- Most People in the UK Back Limits on Flying to Tackle Climate Crisis ... ›
- To Fly or Not to Fly? The Environmental Cost of Air Travel - EcoWatch ›
Four gray whales have washed up dead near San Francisco within nine days, and at least one cause of death has been attributed to a ship strike.
- Drones Capture Stunning Footage of Humpback and Gray Whales ... ›
- Ninth Gray Whale in Two Months Washes Up Dead in Bay Area ... ›
- As Extreme Weather Events Increase, What Are the Risks to Wildlife? ›
- 'Existential Threat to Our Survival': See the 19 Australian ... ›
- Cyclone Harold Batters Fiji, Tonga Could Be Next - EcoWatch ›
- 2 Killed, Thousands Evacuated as Cyclone Yesa Slams Fiji ... ›
By Rishika Pardikar
Search operations are still underway to find those declared missing following the Uttarakhand disaster on 7 February 2021.
Biden Refuses to Shut Down Dakota Access Pipeline, Despite Campaign Pledges on Tribal Relations and Climate
By Jessica Corbett
Indigenous leaders and climate campaigners on Friday blasted President Joe Biden's refusal to shut down the Dakota Access Pipeline during a court-ordered environmental review, which critics framed as a betrayal of his campaign promises to improve tribal relations and transition the country to clean energy.
- After Court Rules Dakota Access Pipeline Operating Illegally, Dems ... ›

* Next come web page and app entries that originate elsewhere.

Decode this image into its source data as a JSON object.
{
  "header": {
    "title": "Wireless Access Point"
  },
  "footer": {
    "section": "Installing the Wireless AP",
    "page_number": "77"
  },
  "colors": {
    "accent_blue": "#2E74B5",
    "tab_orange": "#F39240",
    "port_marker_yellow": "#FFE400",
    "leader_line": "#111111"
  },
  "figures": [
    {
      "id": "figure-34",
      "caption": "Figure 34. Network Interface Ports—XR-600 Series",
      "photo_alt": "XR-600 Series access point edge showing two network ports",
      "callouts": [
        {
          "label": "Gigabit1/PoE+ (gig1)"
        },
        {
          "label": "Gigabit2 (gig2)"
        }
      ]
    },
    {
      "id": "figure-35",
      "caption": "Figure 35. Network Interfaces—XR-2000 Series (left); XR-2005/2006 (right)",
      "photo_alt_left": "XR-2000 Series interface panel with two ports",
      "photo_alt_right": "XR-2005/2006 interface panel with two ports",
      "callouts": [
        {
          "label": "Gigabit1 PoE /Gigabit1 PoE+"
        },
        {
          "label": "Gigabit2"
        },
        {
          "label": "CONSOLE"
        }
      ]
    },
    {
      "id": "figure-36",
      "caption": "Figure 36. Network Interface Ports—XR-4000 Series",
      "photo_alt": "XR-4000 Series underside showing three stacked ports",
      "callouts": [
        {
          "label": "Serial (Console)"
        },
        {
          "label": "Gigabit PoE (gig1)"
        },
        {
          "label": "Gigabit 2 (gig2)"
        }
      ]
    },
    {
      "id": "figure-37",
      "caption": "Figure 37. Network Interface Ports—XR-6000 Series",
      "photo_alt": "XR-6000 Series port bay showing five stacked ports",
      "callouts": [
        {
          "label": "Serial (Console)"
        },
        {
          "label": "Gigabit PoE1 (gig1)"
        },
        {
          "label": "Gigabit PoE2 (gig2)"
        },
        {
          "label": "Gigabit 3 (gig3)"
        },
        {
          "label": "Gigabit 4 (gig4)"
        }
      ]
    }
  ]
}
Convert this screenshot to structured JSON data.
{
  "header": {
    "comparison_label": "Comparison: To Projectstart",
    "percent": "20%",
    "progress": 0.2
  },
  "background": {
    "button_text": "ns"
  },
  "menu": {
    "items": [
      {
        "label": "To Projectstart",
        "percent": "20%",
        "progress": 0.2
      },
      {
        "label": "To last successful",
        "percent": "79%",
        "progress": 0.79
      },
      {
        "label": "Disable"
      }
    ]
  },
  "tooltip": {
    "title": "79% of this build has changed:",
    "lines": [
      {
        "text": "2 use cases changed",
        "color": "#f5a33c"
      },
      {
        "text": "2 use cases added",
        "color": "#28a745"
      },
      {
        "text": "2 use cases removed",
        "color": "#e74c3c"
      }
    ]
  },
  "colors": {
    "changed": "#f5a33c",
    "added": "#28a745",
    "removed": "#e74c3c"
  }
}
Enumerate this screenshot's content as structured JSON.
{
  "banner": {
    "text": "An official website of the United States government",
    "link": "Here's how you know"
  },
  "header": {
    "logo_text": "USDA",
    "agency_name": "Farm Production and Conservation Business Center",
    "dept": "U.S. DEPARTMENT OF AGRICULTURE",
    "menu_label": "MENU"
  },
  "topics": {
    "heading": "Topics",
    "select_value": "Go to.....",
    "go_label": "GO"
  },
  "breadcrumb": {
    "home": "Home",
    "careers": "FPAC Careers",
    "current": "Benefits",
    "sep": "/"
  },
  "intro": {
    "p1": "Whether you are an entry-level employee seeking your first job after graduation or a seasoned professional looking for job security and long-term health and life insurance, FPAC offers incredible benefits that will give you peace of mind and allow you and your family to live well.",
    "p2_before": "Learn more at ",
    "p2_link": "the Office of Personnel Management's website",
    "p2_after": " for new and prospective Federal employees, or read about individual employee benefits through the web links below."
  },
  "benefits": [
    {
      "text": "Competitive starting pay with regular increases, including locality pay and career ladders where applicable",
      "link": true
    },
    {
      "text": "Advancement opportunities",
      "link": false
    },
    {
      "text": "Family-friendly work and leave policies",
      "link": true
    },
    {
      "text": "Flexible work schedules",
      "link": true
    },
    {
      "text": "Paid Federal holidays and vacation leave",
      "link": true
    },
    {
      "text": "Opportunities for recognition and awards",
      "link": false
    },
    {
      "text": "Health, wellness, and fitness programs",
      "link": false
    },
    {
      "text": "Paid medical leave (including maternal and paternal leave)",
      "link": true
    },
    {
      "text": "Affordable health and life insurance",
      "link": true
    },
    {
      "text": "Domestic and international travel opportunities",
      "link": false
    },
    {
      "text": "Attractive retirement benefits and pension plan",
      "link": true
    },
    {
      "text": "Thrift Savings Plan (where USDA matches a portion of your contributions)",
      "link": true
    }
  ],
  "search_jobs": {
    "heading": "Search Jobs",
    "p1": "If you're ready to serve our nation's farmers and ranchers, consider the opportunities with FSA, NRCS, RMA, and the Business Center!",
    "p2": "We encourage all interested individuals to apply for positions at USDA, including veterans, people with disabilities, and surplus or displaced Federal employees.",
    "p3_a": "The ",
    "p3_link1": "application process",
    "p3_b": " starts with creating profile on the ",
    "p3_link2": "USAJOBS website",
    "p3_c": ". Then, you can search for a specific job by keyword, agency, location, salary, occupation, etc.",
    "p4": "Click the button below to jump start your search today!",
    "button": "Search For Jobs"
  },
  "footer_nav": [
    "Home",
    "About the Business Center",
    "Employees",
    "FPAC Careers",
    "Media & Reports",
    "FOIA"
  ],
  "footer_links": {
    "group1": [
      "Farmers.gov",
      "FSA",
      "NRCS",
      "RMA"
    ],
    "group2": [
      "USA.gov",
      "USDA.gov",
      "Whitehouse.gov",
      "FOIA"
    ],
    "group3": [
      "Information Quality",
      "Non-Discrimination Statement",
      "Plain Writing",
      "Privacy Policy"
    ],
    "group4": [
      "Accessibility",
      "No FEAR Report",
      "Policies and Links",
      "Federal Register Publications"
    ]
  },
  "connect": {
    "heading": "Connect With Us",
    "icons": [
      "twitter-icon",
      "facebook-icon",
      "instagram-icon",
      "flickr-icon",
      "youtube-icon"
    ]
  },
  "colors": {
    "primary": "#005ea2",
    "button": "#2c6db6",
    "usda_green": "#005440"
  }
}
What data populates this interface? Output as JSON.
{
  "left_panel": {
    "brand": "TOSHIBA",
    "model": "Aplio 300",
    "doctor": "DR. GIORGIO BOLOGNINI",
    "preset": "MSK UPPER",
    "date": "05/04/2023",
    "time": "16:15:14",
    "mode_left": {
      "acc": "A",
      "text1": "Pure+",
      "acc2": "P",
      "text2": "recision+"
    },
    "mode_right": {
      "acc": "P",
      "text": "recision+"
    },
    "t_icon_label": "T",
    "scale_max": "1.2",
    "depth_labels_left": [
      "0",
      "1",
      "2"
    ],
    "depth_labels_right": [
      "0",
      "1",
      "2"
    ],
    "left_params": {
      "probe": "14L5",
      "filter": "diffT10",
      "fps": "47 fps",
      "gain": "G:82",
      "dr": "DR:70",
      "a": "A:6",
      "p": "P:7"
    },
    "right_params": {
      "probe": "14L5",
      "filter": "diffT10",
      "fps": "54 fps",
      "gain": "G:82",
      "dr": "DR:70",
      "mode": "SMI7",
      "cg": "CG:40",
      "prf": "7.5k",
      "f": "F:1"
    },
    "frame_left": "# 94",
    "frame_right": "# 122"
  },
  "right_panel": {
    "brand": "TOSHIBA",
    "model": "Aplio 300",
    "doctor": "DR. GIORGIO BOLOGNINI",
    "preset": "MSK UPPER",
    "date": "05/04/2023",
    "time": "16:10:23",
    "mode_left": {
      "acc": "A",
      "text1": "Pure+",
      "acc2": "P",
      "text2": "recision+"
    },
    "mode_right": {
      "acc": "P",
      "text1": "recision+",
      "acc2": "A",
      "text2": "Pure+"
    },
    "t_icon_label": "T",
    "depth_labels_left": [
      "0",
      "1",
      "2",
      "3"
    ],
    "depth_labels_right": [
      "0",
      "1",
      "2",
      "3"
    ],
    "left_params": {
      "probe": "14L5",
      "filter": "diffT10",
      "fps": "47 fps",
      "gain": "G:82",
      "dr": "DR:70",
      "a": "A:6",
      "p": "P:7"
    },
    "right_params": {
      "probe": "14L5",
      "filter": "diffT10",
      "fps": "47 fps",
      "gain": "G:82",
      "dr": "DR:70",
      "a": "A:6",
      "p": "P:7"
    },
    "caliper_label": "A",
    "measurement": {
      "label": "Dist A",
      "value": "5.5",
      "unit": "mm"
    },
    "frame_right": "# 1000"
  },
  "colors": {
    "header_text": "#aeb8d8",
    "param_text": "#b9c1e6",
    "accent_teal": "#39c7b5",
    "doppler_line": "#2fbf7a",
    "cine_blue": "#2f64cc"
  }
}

- Environmentalists Applaud Biden Selections of Granholm, McCarthy ... ›
- Biden Urged to 'Honor Indigenous Sovereignty and Immediately Halt ... ›